One silver lining that Harvey has provided so many in the Lake Houston area is the chance to finally remodel to “make it what you want it to be”, and LSC is no exception. The library had been retrofitted again and again over the years, and there were some underutilized areas and some areas that were a force-fit. Now, the staff refers to the new facility as a Learning Commons rather than a library, since both library services and tutoring are co-located in a one-stop shop. Goodwin said that the staff is excited about the co-location, as it is a change they have been wanting to make for several years; because the two functions are so closely linked, the common location provides a time-saving, seamless experience for students. Math and English tutoring are offered free of charge.
The design is very intentional. All library and tutoring staff had input to the design, right down to choices in flooring and shelving options. Where possible, walls were eliminated. Power and data connections abound, and furniture is mobile. Administrative spaces are placed along the perimeter to maximize the common central area for students.
VonDerVor said the space is “future-proofed” to accommodate any conceivable need that is on the horizon. Goodwin and VanDerVoor agree that the new media escapes are their favorite addition; these are collaborative pod-like tables with soundproofing and a flat screen TV. Students clearly agree, as the “pods” are filled up most days since the grand opening. In total, there are 140 computers in the library, including two 40-person computer labs.
The library mainly contains digital resources. The 40,000 books were replaced with 6,000 print books which are expected to arrive on July 16. The staff painstakingly reviewed circulation records to ascertain which books had been most checked out, and made the decisions regarding books in-print from that data.

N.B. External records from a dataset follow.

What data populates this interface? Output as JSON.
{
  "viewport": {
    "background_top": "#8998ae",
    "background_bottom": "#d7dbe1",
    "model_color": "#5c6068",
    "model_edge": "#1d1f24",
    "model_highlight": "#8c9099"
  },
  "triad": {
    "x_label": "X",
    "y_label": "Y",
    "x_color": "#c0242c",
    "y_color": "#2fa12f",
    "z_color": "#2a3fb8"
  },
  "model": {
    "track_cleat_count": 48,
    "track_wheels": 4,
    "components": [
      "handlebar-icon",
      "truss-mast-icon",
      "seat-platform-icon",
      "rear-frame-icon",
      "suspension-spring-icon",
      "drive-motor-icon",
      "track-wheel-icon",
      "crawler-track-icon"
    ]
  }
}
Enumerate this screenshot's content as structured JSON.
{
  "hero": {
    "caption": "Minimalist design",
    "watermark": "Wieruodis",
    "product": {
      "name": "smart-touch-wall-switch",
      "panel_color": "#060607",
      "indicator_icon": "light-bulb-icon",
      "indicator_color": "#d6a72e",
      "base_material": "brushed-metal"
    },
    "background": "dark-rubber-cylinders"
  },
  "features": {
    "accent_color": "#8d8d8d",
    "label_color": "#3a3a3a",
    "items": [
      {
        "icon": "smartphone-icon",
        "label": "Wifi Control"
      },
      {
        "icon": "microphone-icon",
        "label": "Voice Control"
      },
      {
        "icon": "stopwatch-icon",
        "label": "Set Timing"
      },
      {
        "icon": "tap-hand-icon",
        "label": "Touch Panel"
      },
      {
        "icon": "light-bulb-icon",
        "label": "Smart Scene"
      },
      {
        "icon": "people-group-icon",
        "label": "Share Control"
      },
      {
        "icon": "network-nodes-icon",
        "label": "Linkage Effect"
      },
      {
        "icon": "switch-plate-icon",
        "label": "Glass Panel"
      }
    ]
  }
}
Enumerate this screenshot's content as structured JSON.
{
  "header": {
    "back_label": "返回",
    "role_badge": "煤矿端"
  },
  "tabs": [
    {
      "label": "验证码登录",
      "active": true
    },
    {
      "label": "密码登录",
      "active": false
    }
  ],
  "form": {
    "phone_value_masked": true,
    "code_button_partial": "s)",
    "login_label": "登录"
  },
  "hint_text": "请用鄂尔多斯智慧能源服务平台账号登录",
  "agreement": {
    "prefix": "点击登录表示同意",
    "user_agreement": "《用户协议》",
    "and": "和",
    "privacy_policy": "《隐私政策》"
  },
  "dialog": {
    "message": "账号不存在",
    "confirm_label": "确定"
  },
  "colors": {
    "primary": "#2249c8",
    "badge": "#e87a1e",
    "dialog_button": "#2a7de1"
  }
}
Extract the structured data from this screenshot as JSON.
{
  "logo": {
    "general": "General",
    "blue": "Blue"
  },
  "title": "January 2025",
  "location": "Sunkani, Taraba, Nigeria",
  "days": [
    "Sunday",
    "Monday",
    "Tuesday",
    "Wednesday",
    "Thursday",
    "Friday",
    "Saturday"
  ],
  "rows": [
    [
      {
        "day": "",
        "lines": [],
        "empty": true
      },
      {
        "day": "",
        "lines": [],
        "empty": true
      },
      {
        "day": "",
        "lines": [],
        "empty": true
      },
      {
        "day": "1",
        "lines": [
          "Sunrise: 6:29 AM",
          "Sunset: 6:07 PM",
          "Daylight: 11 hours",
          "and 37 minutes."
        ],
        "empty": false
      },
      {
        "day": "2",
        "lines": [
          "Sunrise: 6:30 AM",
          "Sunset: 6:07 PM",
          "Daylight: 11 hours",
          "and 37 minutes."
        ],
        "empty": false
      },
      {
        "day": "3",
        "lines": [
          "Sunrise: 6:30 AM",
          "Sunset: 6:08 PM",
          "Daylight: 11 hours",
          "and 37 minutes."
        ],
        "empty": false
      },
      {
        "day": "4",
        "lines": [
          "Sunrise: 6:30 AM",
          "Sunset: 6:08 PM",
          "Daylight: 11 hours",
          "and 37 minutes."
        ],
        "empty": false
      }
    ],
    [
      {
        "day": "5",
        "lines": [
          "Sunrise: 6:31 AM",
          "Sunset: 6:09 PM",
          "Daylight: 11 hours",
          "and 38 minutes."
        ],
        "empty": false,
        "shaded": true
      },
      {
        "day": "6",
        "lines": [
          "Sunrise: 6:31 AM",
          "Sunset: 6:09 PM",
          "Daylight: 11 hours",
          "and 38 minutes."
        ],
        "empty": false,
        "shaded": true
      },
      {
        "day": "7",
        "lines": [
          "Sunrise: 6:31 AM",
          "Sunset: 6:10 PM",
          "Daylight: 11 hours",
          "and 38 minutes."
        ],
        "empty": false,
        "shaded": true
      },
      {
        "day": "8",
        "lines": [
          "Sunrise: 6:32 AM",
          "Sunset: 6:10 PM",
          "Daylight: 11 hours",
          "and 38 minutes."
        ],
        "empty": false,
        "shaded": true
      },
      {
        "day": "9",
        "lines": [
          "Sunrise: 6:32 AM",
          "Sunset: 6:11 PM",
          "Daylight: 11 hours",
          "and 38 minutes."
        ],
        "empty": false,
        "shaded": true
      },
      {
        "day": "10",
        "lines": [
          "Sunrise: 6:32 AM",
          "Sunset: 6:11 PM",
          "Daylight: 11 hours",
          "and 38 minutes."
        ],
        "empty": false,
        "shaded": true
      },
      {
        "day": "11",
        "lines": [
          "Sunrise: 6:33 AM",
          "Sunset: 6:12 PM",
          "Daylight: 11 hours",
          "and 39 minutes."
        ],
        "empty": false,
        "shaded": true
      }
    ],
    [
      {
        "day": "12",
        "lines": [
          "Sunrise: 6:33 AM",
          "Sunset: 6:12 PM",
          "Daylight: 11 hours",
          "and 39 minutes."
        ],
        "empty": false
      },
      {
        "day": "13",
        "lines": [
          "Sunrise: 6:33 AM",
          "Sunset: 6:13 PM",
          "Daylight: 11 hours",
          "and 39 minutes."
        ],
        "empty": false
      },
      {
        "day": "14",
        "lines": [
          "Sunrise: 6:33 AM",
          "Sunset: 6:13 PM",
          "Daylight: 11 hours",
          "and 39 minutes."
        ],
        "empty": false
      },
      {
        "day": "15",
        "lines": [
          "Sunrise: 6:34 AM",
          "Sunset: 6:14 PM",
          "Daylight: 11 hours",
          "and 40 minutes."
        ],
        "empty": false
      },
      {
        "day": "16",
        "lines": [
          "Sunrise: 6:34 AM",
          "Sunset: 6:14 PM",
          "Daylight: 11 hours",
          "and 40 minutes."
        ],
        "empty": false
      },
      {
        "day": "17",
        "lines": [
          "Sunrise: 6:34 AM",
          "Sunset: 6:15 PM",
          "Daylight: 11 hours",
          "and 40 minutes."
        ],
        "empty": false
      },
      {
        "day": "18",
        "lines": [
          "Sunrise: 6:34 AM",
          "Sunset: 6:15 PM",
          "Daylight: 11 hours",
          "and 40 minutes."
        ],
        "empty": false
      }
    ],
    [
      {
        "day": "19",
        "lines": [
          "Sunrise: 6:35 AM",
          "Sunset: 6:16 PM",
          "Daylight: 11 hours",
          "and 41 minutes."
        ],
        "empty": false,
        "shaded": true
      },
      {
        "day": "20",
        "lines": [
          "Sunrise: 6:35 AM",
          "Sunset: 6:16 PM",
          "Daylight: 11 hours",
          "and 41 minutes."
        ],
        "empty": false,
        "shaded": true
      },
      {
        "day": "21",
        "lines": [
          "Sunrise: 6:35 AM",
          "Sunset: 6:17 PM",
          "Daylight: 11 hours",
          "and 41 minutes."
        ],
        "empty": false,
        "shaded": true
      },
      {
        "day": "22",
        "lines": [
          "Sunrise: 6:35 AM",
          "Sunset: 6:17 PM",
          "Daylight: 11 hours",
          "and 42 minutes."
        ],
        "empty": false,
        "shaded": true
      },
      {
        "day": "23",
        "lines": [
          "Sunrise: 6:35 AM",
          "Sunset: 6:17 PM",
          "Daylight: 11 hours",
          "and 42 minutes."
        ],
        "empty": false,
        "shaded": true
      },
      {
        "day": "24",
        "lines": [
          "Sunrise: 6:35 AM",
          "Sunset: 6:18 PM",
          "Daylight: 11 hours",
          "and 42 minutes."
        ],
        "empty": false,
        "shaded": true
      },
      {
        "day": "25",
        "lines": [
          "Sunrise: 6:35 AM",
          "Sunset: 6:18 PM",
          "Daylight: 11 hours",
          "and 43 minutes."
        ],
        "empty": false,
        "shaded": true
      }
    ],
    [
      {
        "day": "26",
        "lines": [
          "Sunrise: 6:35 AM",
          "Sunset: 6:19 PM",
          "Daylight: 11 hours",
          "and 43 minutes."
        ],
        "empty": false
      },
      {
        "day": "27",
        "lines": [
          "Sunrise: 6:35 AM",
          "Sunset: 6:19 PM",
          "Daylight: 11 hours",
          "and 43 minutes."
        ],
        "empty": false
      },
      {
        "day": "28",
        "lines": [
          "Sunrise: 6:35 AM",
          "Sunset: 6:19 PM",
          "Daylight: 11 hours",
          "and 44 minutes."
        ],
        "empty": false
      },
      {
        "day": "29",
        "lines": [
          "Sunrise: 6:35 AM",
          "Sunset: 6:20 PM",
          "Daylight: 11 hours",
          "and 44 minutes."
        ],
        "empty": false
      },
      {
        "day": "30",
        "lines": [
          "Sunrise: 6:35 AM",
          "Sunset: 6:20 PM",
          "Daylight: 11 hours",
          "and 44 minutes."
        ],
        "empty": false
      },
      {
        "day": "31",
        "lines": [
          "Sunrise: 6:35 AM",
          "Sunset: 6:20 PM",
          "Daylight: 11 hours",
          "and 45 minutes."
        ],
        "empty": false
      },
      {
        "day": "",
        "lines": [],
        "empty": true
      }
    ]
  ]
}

Another favorite, as Goodwin described it, are the laptop vending machines. Students can check out one of 30 laptops for four hours. Goodwin explained that the laptop service is a first-of-its-kind for LSC. Student Taylor Faust broke the cardinal rule of libraries when she first saw the vending machines.
“I loudly yelled out ‘Wow, these are amazing’, and then remembered I was in the library and needed to be quiet!,” Faust said. Faust was in awe when she first walked into the space, which she describes as “not your typical library with its fresh and inviting bright colors, open spaces and lots and lots of light.” Faust said she could study there for hours.
As the buzz about the library opening has spread around campus, Goodwin and VanDerVor stated that more and more students are visiting every day. Library staff are visiting with faculty to let them know about all the new resources, and the team is particularly excited for all the fall returning students and faculty to see the new space. Goodwin explains that the last two years have been difficult being unsettled; the library has been hosted in several locations, including LSC-Atascocita while main campus repairs were in progress.
“The hardest part has been feeling like we are not able to fully serve our students,” Goodwin explained. Now, the LSC library and tutoring staffs are in their new home and definitely open for business. The best part of all is that the LSC library is open to the public. The library is busiest in the mornings, so the librarians recommend an afternoon or evening visit. Bring your Harris County public library card with you to check out certain materials.